We noted then this could spell the demise of his much-heralded ‘rehabilitation revolution’ – a revolution previously aborted in 2012 when David Cameron sacked Ken Clarke.

History did indeed repeat itself and, as we report this week, has seemingly done so again after Liz Truss made prison reform the centrepiece of her 11-month tenure.

New lord chancellor David Lidington tried to pre-empt the absence of prison reform from the Queen’s speech with an unusual ‘open letter’ on the subject, insisting rehabilitation remains a priority.

Not all were convinced – including HM chief inspector of prisons Peter Clarke, who was ‘very disappointed’ by the omission.

Clarke’s bemusement is understandable. Prison reform enjoys cross-party support and the prime minister was already struggling to beef up a legislative programme described by one commentator as ‘thin gruel’.

Perhaps the beleaguered Conservatives believe they should revert to type on law and order, traditionally a core strength.
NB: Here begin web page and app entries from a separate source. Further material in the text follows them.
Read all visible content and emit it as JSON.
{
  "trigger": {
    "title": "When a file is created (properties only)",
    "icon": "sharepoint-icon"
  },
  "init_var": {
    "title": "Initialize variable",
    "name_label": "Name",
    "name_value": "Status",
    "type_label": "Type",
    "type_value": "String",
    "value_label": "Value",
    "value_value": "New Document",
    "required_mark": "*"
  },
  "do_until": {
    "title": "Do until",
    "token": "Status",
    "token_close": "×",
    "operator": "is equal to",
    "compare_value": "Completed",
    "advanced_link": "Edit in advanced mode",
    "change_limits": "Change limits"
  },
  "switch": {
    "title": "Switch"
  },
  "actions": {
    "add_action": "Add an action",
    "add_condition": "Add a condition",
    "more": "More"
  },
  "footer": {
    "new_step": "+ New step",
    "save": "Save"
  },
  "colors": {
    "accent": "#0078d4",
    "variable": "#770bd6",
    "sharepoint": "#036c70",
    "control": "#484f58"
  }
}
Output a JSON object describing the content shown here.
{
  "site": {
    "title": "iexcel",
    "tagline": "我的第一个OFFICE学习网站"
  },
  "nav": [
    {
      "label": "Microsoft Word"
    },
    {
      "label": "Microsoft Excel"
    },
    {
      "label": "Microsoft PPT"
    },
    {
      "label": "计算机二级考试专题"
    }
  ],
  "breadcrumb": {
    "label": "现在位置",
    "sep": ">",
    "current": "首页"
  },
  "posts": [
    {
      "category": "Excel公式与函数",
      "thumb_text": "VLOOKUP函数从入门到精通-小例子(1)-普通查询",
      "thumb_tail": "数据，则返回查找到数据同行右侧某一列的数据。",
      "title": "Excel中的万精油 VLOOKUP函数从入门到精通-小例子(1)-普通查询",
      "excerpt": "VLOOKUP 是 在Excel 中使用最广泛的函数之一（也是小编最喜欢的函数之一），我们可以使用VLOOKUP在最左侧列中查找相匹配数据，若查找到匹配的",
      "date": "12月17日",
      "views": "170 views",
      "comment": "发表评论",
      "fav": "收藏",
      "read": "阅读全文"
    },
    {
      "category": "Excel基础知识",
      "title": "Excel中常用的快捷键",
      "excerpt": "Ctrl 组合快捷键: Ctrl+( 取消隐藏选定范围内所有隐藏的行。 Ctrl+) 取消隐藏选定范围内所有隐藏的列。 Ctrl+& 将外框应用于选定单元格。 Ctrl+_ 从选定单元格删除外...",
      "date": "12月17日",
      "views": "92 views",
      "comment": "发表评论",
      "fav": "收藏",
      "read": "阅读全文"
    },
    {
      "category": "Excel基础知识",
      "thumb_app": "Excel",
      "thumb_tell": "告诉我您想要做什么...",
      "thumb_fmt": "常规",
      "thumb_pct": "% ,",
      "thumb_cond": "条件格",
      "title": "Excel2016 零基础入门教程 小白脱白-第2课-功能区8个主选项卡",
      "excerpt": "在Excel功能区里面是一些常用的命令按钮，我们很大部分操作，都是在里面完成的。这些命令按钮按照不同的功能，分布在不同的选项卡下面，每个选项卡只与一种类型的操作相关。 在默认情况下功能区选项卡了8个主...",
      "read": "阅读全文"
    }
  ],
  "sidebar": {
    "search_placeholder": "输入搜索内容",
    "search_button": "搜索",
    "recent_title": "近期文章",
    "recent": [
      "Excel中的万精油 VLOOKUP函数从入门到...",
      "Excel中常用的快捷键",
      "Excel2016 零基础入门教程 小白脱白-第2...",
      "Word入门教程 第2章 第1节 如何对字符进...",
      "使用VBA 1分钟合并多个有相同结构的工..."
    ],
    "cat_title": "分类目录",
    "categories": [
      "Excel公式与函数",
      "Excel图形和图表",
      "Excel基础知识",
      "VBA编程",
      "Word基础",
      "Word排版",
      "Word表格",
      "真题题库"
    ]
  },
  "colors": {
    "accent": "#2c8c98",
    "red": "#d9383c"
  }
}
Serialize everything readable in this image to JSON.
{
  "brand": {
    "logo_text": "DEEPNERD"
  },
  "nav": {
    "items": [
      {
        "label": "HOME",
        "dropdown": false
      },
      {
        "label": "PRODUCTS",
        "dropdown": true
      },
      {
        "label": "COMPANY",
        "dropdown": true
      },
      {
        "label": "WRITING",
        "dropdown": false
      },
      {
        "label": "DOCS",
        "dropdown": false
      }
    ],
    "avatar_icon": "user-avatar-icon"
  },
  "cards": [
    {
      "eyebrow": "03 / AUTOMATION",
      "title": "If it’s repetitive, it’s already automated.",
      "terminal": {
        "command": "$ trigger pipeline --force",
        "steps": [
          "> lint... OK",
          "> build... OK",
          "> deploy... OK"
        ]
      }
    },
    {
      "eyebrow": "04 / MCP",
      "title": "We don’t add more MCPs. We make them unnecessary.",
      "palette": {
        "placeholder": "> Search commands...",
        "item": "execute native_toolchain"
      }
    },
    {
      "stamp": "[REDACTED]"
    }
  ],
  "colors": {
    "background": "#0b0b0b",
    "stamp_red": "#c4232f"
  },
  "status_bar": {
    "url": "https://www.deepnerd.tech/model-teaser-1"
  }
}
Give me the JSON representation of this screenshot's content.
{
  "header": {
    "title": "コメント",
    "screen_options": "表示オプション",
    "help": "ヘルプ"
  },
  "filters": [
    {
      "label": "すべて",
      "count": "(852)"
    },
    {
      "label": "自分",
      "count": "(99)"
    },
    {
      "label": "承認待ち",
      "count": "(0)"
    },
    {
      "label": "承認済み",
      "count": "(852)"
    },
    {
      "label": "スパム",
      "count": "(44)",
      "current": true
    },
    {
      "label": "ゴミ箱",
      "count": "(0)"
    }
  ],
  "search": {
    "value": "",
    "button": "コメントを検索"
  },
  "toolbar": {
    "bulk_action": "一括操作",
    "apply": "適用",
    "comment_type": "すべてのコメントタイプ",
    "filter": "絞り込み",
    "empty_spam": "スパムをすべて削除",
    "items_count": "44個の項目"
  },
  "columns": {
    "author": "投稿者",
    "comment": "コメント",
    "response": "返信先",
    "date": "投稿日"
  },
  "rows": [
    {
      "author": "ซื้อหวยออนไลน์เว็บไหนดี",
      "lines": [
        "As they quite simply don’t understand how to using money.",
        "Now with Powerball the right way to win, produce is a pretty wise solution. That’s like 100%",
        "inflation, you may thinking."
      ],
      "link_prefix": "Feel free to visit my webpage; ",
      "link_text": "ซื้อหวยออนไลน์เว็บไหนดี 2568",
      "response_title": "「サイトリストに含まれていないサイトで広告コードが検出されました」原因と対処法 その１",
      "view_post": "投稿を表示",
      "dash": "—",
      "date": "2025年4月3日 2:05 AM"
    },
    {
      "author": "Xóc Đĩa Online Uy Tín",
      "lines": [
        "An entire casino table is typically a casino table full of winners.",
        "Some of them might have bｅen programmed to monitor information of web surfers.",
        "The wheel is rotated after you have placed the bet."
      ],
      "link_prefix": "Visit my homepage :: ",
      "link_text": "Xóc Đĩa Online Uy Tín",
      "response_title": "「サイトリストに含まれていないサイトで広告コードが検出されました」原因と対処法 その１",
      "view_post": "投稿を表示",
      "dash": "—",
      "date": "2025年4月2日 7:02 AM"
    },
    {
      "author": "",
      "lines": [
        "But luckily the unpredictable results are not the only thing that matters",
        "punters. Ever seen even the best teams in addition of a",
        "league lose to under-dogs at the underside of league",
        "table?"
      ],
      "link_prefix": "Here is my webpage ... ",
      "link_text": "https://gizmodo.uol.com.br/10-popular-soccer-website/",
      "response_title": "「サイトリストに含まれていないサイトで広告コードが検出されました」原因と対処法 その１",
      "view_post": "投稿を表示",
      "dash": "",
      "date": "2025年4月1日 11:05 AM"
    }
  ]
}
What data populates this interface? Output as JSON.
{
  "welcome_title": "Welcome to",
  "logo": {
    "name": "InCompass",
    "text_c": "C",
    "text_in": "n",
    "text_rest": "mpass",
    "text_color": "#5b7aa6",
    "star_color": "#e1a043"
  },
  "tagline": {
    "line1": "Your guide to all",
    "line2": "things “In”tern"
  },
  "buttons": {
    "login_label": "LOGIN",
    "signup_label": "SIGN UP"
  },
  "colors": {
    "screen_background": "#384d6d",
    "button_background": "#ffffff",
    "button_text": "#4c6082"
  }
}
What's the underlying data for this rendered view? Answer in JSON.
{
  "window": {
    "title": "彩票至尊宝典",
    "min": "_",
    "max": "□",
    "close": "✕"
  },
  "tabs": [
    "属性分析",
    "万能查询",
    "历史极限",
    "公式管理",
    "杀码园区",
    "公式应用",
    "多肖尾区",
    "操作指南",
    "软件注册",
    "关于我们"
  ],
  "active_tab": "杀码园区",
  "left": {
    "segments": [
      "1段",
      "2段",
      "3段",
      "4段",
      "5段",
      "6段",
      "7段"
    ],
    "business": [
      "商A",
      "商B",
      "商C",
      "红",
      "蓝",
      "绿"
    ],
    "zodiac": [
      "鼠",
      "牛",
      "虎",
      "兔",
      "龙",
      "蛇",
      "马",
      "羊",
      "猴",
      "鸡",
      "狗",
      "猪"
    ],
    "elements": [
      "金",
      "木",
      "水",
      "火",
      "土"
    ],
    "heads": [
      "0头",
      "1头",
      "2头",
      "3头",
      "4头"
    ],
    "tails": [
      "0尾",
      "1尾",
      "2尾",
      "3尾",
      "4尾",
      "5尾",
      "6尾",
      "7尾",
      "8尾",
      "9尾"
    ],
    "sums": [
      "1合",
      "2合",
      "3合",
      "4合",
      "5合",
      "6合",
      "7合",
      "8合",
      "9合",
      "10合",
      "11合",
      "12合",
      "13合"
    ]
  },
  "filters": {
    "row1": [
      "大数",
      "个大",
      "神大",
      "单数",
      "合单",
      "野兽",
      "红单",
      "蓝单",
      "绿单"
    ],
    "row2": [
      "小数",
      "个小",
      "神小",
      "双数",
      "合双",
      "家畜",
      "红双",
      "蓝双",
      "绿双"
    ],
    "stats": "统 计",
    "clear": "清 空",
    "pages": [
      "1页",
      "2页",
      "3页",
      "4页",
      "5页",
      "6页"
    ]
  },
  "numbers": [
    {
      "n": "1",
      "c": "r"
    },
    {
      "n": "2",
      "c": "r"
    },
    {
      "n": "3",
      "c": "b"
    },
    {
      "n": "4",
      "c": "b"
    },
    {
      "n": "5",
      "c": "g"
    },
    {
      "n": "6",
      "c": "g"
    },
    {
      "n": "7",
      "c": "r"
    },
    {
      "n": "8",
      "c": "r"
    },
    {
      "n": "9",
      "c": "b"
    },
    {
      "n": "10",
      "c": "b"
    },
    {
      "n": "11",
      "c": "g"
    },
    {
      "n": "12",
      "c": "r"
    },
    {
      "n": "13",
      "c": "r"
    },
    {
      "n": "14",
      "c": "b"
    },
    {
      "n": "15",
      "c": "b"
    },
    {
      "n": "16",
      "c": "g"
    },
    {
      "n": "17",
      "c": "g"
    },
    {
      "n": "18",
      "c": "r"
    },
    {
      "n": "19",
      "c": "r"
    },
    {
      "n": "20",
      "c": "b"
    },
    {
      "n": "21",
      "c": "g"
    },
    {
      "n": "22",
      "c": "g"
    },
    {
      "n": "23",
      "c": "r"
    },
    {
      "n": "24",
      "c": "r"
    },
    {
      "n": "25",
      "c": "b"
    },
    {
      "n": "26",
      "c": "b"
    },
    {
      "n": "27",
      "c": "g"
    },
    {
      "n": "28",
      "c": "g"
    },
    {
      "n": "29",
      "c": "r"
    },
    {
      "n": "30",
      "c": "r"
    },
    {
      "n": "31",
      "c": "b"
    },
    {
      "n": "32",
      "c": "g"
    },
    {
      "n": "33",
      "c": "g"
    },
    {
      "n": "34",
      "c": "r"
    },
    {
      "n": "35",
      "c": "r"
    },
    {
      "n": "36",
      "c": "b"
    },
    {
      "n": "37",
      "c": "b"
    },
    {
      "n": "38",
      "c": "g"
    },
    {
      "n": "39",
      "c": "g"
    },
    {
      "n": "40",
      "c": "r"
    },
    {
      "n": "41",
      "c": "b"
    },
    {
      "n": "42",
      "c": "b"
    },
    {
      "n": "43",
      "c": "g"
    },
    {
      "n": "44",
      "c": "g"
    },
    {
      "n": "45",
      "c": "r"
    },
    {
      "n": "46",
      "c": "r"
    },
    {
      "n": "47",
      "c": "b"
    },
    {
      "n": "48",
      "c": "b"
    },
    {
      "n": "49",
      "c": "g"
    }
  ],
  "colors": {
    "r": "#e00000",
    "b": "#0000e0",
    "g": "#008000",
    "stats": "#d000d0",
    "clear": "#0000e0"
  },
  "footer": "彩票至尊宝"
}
But Lidington will be under pressure to deliver regardless. Prisons and probation cost nearly £4bn a year and his department is facing an ongoing budget squeeze.